In his presidential address at the 1977 annual meeting of the Association for Asian Studies, Marius Jansen pointed out that the relationship between monarchy and modernization in Japan is a significant subject of research for Western scholars specializing in Japanese studies. Specifically, Jansen emphasized the need to investigate the popular perceptions of the monarch usually overlooked by Japanese historians.

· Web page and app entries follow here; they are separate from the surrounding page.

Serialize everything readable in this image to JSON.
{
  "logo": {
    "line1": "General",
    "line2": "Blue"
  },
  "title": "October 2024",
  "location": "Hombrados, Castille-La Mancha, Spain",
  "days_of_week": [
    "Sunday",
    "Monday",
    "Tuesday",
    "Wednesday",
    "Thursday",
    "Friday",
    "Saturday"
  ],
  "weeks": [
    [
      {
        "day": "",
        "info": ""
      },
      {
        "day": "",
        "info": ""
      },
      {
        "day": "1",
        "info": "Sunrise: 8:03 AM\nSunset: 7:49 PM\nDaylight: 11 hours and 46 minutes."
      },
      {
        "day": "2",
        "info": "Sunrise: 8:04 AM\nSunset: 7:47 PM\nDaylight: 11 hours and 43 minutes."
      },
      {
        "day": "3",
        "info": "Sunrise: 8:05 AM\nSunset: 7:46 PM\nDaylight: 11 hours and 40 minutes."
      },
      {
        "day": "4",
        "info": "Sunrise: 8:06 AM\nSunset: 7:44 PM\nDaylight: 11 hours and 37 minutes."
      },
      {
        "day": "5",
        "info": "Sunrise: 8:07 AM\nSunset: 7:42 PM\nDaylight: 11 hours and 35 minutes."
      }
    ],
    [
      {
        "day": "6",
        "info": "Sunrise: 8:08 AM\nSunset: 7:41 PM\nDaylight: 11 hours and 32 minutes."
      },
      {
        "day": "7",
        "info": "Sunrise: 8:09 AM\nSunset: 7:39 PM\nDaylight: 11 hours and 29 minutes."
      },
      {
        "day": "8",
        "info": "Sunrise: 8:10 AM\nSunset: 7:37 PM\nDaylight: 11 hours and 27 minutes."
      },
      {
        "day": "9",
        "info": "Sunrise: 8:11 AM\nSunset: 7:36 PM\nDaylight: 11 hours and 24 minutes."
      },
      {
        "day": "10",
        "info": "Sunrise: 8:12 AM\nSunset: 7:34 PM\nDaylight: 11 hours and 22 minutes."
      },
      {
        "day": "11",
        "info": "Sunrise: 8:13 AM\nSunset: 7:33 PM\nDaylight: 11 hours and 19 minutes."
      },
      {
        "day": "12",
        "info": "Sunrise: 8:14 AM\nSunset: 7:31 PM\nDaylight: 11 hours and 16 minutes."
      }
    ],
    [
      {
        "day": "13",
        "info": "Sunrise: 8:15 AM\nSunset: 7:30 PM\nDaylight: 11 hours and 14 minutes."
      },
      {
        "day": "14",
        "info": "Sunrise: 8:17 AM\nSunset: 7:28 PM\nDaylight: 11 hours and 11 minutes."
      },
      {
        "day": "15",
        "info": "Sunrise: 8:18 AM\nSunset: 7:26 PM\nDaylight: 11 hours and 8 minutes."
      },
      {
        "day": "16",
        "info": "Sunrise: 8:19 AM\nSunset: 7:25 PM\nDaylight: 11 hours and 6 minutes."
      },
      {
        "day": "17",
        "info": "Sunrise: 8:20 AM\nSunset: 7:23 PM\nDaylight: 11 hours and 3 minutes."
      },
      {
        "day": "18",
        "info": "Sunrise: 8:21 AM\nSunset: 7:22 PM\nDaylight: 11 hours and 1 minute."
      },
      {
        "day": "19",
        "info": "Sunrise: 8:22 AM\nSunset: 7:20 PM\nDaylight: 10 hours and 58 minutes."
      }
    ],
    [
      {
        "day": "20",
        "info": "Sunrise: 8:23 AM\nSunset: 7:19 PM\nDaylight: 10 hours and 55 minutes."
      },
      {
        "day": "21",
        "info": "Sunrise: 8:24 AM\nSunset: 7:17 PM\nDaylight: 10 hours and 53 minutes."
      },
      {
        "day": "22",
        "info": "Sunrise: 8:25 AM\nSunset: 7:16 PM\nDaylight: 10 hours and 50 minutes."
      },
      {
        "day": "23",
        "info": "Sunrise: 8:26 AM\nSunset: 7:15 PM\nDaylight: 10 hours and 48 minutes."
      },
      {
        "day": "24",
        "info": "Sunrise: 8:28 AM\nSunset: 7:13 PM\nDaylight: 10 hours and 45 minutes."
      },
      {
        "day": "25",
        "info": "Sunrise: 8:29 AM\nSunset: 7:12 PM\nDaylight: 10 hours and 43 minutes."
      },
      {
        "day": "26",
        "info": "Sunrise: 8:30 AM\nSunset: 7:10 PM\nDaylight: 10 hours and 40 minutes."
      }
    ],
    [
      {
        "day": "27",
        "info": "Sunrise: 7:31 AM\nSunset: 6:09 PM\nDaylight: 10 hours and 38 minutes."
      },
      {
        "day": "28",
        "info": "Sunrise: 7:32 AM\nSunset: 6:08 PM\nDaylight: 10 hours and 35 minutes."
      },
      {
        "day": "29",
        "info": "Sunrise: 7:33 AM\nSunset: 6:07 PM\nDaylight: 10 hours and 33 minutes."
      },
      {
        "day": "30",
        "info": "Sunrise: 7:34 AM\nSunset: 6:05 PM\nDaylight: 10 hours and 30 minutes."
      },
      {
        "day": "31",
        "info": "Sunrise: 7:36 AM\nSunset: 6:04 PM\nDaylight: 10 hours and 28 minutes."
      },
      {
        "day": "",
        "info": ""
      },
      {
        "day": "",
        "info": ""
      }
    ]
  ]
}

He noted that a study of Japanese mentalité must cover a vast area, including “imagery, iconography, and ritual.” Until we “get at” this level of the social and cultural history of modern Japan, Jansen feared, we will fail to gain “a better understanding of modernization, of Japan, in world history” (1977:612–22).

The text of this article is only available as a PDF.
You do not currently have access to this content.